WHAT YOU SHOULD DO:
Return the entries in full, exactly as written.

Page and application data records
□ □ □

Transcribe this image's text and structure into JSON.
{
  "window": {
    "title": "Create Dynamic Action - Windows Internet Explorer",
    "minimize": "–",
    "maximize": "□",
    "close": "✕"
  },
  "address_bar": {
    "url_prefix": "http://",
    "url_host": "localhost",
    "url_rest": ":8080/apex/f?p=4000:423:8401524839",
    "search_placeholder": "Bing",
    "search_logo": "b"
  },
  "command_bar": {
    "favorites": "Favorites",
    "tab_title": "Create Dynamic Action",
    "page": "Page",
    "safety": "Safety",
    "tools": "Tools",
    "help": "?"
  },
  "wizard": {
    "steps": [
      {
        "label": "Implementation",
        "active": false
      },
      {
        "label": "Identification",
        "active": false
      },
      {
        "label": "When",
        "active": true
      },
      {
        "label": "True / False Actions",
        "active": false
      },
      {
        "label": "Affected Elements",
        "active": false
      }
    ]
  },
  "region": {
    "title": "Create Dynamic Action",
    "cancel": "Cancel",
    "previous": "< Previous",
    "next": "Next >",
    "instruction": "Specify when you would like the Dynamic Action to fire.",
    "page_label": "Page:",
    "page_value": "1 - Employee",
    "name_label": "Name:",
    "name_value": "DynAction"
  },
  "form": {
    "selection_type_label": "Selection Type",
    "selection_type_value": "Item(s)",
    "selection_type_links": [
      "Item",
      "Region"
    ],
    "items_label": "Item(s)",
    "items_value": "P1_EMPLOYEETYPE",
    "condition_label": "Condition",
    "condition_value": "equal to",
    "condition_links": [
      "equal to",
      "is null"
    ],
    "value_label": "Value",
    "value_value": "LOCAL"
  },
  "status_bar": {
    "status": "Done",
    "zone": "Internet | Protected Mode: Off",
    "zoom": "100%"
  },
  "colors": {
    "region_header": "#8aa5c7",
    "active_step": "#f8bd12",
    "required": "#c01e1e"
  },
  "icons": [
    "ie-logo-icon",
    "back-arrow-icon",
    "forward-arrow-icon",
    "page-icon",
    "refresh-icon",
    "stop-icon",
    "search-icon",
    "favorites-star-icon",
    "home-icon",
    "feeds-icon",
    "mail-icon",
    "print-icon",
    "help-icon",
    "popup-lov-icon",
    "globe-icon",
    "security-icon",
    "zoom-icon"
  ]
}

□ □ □

RESPONSE BELOW:
Transcribe this image's text and structure into JSON.
{
  "window": {
    "title": "Create Dynamic Action - Windows Internet Explorer",
    "minimize": "–",
    "maximize": "□",
    "close": "✕"
  },
  "address_bar": {
    "url_prefix": "http://",
    "url_host": "localhost",
    "url_rest": ":8080/apex/f?p=4000:423:8401524839",
    "search_placeholder": "Bing",
    "search_logo": "b"
  },
  "command_bar": {
    "favorites": "Favorites",
    "tab_title": "Create Dynamic Action",
    "page": "Page",
    "safety": "Safety",
    "tools": "Tools",
    "help": "?"
  },
  "wizard": {
    "steps": [
      {
        "label": "Implementation",
        "active": false
      },
      {
        "label": "Identification",
        "active": false
      },
      {
        "label": "When",
        "active": true
      },
      {
        "label": "True / False Actions",
        "active": false
      },
      {
        "label": "Affected Elements",
        "active": false
      }
    ]
  },
  "region": {
    "title": "Create Dynamic Action",
    "cancel": "Cancel",
    "previous": "< Previous",
    "next": "Next >",
    "instruction": "Specify when you would like the Dynamic Action to fire.",
    "page_label": "Page:",
    "page_value": "1 - Employee",
    "name_label": "Name:",
    "name_value": "DynAction"
  },
  "form": {
    "selection_type_label": "Selection Type",
    "selection_type_value": "Item(s)",
    "selection_type_links": [
      "Item",
      "Region"
    ],
    "items_label": "Item(s)",
    "items_value": "P1_EMPLOYEETYPE",
    "condition_label": "Condition",
    "condition_value": "equal to",
    "condition_links": [
      "equal to",
      "is null"
    ],
    "value_label": "Value",
    "value_value": "LOCAL"
  },
  "status_bar": {
    "status": "Done",
    "zone": "Internet | Protected Mode: Off",
    "zoom": "100%"
  },
  "colors": {
    "region_header": "#8aa5c7",
    "active_step": "#f8bd12",
    "required": "#c01e1e"
  },
  "icons": [
    "ie-logo-icon",
    "back-arrow-icon",
    "forward-arrow-icon",
    "page-icon",
    "refresh-icon",
    "stop-icon",
    "search-icon",
    "favorites-star-icon",
    "home-icon",
    "feeds-icon",
    "mail-icon",
    "print-icon",
    "help-icon",
    "popup-lov-icon",
    "globe-icon",
    "security-icon",
    "zoom-icon"
  ]
}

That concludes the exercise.